|Why It’s more impactful for these tens of millions of dollars per year to increase payments to those most dependent on streaming revenue — rather than being spread out in tiny payments that typically don’t even reach an artist (as they do not surpass distributors’ minimum payout thresholds). 99.5% of all streams are of tracks that have at least 1,000 annual streams, and each of those tracks will earn more under this policy. We also believe the policy will eliminate one strategy used to attempt to game the system or hide artificial streaming, as uploaders will no longer be able to generate pennies from an extremely high volume of tracks. For more details on this policy, check out the Spotify for Artists help center here.|
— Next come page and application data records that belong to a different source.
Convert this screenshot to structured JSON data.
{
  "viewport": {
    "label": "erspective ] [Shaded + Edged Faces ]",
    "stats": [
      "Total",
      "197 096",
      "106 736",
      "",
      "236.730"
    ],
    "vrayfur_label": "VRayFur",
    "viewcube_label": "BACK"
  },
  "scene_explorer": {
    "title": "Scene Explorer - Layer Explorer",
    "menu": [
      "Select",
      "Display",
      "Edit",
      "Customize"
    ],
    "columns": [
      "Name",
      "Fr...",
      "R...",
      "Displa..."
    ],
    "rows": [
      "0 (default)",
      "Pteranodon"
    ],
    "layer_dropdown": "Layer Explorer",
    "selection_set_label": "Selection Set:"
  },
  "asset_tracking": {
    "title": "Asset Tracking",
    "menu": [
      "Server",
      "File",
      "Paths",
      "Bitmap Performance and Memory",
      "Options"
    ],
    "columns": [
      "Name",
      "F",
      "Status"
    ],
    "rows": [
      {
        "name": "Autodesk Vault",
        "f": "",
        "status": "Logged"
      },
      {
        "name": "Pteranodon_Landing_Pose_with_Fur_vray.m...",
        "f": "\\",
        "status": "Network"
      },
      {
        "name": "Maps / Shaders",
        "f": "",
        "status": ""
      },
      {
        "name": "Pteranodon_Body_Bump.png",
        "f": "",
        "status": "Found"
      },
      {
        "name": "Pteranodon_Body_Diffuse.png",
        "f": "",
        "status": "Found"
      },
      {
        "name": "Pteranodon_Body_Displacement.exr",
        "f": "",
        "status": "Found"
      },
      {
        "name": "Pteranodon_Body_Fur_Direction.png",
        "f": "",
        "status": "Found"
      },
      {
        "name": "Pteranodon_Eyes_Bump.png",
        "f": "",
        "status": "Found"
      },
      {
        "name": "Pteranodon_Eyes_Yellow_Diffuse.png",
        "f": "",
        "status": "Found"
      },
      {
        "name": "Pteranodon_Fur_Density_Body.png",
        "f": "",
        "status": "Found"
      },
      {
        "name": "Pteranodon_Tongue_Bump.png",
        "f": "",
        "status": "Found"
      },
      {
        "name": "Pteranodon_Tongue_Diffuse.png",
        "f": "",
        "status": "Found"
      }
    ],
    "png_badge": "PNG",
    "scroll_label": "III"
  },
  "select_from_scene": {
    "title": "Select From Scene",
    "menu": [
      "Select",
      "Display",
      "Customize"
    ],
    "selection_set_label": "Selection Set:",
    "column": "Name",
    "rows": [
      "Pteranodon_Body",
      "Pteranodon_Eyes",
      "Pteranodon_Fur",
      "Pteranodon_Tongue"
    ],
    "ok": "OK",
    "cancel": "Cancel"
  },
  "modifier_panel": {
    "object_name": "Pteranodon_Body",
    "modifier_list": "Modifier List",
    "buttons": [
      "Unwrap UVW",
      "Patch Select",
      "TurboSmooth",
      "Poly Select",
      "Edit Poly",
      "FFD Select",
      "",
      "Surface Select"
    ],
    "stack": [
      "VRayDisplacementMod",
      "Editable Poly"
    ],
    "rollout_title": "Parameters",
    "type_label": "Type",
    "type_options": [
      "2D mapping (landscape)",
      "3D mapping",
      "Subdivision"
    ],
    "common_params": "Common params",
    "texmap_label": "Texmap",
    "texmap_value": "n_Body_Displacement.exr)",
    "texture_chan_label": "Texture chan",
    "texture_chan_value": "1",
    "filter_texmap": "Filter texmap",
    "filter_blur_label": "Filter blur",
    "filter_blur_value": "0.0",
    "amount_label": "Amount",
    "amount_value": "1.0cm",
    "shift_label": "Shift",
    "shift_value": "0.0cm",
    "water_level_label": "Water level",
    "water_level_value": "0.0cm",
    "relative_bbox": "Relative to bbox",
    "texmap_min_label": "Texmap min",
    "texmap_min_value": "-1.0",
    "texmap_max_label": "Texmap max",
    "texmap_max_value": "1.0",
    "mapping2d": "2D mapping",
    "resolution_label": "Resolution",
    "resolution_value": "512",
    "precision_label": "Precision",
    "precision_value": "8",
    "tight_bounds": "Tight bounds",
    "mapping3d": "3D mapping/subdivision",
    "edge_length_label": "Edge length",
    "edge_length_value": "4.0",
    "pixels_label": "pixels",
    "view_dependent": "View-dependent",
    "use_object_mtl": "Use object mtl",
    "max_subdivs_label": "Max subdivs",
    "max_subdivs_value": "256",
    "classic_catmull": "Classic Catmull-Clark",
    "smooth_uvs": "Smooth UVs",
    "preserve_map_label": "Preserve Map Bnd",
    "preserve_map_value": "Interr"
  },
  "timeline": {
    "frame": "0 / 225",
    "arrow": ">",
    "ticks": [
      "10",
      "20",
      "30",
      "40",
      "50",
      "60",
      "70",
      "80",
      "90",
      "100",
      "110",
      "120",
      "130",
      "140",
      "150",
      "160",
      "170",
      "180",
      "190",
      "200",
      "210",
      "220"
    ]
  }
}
|Gaming the System with Noise In the streaming era, “functional” genres are popular – like white noise, whale sounds, static, and so on. Listeners often stream these functional genres for hours at a time in the background, and this is sometimes exploited by bad actors who cut their tracks artificially short — with no artistic merit — in order to maximize royalty-bearing streams. For example, a typical song is a few minutes long. Some bad actors are shortening whale sound tracks to 30 seconds and stacking them consecutively in a playlist without listeners noticing, so that they earn outsized payments. Beyond track length, noise recordings are valued in the same way as music recordings. The massive growth of the royalty pool has created a revenue opportunity for noise uploaders well beyond their contribution to listeners.||New Policies for Noise Recordings Starting next year, we’ll increase the minimum track length of functional noise recordings to two minutes, in order to be eligible to generate royalties. Functional genres will include white noise, nature sounds, machine noises, sound effects, non-spoken ASMR, and silence recordings. Additionally, over the coming months, we’ll work with licensors to value noise streams at a fraction of the value of music streams.|
|Why By setting a minimum track length, these tracks will make a fraction of what they were previously earning (because two minutes of listening to noise recordings would generate one royalty-bearing stream not four), freeing up that extra money to go back into the royalty pool for honest hard working artists. It also creates a more fair playing field for artists in these functional genres, by eliminating the perverse incentive to cut tracks artificially short with no artistic merit, at the expense of listener experience. These policies will right-size the revenue opportunity for noise uploaders. Currently, the opportunity is so large that uploaders flood streaming services with undifferentiated noise recordings, hoping to attract enough search traffic to generate royalties.|